Storm warning

6th July 2007 at 01:00
Differing opinions of a child's personality can be crucial when it comes to predicting problems later. You have a vital role to play by spotting early signs, says Oliver James

Parents and teachers do not always see eye to eye about pupils. Mostly, this concerns academic performance, but sometimes it's about the child's mental state. There's that clever Goth girl who's been into death metal a little longer than you feel is good for her (indeed, believe it or not, there are studies showing a strong association between teen Gothicism and suicide attempts). Or maybe you reckon that lad in your class is pathologically unassertive. Who is right and how much does it matter?

The most reliable assessment of mental health does come from independent, trained researchers. But, sometimes, discrepancies between non-clinicians can be revealing. In general, if adolescent children have similar perceptions of how deliquent they are to their parents, it does not predict there is a likelihood of that child getting into trouble with the police.

However, when parents regard their adolescent as delinquent a lot of thieving, violence, lying whereas the child does not agree, the risk of their getting into trouble with the police when measured a few years later is nine times greater. This makes the discrepancy hugely important.

Sometimes, discrepant perceptions between teacher and parent are because the child reveals different aspects of themselves at home and school. Or it can be that parent and teacher interpret similar behaviour differently. Who is right can depend on what aspect of the child is being considered. For instance, some studies have shown that parents' perceptions of their sons' behaviour problems are more reliable than teachers'. However, parents can have distorted judgment. If they are not very accepting, or if a mother is depressed or anxious, teachers are often more reliable.

A new Dutch study of nearly 1,000 children has dug deeper. The parents and teachers of the children were asked to assess them when aged four to 12.

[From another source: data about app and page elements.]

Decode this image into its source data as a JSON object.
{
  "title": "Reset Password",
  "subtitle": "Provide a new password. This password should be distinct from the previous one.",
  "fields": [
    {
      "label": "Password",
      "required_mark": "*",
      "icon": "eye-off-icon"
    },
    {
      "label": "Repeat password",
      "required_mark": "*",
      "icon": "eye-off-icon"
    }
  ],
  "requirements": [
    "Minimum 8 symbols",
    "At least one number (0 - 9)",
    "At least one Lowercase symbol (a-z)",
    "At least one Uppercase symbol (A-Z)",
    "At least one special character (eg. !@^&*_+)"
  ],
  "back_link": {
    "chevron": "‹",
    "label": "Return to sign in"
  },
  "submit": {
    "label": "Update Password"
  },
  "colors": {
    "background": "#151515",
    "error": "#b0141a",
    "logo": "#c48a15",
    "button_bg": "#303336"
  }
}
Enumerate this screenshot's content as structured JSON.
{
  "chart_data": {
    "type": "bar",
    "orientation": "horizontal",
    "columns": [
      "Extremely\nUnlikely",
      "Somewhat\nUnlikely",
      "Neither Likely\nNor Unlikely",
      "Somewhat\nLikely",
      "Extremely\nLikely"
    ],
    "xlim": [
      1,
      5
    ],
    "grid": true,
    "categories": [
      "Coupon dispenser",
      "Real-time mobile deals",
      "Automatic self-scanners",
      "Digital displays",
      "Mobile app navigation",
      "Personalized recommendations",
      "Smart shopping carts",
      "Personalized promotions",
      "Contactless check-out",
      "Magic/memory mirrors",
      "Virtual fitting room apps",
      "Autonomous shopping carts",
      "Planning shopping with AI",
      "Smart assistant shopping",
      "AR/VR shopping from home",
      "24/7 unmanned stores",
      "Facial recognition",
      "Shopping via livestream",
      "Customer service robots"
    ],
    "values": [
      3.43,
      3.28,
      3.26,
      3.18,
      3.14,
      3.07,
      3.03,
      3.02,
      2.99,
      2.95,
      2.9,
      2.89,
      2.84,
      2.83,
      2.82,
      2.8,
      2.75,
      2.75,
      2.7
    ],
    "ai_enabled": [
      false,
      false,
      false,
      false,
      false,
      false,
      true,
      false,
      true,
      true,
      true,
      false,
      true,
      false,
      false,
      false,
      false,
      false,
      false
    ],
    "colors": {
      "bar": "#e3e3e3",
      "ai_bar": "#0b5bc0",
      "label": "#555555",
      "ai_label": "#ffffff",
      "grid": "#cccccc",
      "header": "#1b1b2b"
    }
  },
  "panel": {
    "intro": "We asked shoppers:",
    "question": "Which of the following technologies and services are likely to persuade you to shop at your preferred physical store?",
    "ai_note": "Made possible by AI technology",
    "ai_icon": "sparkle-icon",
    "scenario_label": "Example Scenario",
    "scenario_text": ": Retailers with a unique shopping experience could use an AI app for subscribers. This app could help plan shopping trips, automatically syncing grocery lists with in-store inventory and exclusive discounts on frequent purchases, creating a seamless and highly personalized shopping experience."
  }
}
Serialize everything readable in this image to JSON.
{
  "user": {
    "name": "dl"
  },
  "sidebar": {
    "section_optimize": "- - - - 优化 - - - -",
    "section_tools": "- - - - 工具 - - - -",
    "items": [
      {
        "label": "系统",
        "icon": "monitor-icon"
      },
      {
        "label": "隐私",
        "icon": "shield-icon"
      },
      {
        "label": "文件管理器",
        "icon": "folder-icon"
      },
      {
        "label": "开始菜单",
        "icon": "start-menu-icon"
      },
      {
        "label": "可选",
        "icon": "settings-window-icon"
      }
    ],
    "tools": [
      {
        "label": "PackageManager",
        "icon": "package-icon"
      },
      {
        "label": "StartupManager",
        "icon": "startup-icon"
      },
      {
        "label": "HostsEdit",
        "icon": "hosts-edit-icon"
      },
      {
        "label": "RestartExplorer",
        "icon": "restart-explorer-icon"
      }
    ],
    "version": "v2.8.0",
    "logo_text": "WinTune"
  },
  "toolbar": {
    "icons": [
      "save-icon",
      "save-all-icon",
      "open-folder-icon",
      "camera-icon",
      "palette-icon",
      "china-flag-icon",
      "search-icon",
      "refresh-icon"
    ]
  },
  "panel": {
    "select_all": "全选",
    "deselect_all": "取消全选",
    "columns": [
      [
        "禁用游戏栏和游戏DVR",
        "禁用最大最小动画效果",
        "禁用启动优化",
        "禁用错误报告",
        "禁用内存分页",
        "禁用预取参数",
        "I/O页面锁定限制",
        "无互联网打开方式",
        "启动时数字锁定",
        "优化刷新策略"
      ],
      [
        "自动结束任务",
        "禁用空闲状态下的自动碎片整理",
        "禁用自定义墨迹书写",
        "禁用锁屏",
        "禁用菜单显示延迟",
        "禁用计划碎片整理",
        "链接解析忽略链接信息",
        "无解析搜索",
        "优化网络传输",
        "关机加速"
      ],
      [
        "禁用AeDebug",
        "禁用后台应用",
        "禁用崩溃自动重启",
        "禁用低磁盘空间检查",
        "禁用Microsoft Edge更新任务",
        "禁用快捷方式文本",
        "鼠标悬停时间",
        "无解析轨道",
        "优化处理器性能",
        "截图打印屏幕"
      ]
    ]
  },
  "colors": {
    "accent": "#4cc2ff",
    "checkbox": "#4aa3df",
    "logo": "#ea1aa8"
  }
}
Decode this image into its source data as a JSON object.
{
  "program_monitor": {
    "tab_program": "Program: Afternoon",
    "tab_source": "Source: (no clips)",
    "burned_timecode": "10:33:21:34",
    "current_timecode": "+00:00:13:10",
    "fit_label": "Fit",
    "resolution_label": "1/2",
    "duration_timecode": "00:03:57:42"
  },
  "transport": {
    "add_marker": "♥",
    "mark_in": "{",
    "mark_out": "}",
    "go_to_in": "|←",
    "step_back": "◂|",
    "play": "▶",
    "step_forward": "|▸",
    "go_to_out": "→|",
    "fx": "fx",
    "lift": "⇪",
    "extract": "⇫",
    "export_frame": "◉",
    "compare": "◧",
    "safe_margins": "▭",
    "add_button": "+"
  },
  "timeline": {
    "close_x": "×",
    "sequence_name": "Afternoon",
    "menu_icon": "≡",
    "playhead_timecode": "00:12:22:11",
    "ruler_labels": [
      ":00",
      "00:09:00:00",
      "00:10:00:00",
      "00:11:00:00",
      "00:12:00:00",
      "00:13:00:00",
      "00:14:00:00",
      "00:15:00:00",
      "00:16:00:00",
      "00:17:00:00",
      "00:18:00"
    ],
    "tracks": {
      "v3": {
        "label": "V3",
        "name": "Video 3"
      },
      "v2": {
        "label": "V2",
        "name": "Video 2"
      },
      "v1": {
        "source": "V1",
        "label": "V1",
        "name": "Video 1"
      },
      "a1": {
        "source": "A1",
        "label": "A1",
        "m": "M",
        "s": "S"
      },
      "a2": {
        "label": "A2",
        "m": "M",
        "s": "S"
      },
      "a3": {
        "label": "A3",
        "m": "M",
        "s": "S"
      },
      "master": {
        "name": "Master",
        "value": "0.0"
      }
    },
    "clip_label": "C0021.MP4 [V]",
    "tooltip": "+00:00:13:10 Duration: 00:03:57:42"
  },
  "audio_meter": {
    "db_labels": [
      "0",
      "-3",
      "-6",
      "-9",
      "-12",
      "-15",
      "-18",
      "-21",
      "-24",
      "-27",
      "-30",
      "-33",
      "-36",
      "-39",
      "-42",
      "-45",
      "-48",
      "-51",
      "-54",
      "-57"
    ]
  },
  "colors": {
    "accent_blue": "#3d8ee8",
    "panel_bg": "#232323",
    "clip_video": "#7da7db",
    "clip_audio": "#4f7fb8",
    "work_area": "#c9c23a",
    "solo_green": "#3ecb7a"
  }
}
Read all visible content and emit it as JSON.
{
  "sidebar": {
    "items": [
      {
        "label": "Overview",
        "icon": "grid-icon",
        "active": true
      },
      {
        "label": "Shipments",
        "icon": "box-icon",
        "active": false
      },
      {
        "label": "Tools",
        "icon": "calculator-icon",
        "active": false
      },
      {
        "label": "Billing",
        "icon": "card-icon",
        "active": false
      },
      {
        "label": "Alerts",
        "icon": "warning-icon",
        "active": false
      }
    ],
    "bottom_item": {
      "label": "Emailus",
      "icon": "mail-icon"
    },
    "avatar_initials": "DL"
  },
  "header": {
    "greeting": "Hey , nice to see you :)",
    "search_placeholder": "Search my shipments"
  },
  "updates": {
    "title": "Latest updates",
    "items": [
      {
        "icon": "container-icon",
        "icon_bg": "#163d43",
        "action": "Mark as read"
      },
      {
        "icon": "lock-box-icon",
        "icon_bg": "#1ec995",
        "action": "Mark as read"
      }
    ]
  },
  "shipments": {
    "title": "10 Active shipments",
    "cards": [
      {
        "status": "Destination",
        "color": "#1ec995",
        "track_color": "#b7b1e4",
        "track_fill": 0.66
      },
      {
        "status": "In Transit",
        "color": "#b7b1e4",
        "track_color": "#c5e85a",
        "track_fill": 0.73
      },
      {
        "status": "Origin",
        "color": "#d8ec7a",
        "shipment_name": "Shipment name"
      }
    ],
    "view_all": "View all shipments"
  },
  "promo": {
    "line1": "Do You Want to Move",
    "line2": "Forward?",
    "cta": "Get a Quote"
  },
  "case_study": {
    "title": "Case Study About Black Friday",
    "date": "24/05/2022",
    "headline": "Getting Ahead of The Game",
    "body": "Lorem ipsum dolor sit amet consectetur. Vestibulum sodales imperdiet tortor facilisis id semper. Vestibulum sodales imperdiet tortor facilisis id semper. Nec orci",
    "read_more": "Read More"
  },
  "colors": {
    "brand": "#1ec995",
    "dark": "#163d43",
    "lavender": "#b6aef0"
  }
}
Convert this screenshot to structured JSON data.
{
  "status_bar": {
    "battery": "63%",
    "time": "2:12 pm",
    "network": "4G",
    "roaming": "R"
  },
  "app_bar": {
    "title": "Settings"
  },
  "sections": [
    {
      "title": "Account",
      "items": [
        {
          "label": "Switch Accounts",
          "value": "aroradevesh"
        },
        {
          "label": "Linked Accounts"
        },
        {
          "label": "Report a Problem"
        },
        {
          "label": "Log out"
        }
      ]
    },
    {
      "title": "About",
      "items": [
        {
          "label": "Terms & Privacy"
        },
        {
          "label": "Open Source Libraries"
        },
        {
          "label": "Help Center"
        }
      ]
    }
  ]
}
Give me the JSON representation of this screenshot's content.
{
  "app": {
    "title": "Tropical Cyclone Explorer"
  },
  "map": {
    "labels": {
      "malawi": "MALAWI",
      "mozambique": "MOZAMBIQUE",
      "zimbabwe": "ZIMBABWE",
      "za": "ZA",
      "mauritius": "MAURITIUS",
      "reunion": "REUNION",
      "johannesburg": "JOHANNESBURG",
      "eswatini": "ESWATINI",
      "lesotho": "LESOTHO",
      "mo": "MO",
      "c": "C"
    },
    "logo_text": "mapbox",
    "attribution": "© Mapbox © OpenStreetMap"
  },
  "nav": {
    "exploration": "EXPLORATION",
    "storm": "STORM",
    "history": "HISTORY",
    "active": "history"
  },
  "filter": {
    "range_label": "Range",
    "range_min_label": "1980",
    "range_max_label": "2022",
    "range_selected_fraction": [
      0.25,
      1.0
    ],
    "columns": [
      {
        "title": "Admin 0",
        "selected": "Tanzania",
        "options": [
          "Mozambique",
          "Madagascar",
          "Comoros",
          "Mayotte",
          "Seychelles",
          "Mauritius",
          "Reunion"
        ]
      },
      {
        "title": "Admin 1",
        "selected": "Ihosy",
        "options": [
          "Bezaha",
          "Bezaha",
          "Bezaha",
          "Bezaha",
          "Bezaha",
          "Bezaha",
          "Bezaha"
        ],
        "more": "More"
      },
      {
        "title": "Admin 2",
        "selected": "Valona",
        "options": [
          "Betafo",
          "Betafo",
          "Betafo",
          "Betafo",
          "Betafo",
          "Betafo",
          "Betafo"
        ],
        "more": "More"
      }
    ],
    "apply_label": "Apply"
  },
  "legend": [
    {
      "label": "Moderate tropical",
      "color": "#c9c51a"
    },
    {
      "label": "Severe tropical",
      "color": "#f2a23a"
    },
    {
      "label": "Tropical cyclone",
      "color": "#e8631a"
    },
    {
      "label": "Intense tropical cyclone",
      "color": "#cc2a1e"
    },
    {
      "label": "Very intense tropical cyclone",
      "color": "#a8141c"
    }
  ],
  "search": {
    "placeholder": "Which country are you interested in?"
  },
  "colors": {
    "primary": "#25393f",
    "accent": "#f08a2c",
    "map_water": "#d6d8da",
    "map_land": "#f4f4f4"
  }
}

The researchers then used a variety of sources to assess how mentally ill the children were 14 years later, aged 18 to 26. Different aspects of what both parents and teachers said about the children predicted the same outcomes in the case of many problems. Drunkenness in adulthood was predicted if the teacher had assessed the child as withdrawn, whereas in the case of parents, it was predicted where they viewed the child as having had physical or social problems when young. On the whole, parental assessments were better predictors than teachers'.

Teachers tended to report lower levels of depression or aggression most parents probably know the inner lives of their children better. However, there was one crucial finding. If parents in the study regarded the child as much more aggressive than the teacher, the risk for suicide attempts or self harming in later life increased eightfold, compared with similar cases.

So next time you hear a parent saying: "You say he isn't particularly aggressive when he's here, but you should see what he's like at home", take it seriously. The reason for the discrepancy in this kind of case may be that both child and family are isolated and lonely. Informing their social worker or psychiatric agencies could do everyone a favour. The message is that, when you find yourself disagreeing about their personality, it could signal storm clouds ahead that you may be able to help avert

Oliver James is the author of Affluenza How to be Successful and Stay Sane. The 2nd edition of They F*** You Up How to Survive Family Life is out now


Teen Gothicism and self-harm: Young, R. et al, 2006, BMJ, 332, 1058-61.

Discrepancies between parents and teens: Achenbach, T.M., 1991, Manual for the youth self-report and 1991 profiles, University of Vermont.

Dutch study: Ferdinand, R.F. et al, 2007, Acta Psychiatrica Scandinavica, 115, 48-55

Subscribe to get access to the content on this page.

If you are already a Tes/ Tes Scotland subscriber please log in with your username or email address to get full access to our back issues, CPD library and membership plus page.

Not a subscriber? Find out more about our subscription offers.
Subscribe now
Existing subscriber?
Enter subscription number


The guide by your side – ensuring you are always up to date with the latest in education.

Get Tes magazine online and delivered to your door. Stay up to date with the latest research, teacher innovation and insight, plus classroom tips and techniques with a Tes magazine subscription.
With a Tes magazine subscription you get exclusive access to our CPD library. Including our New Teachers’ special for NQTS, Ed Tech, How to Get a Job, Trip Planner, Ed Biz Special and all Tes back issues.

Subscribe now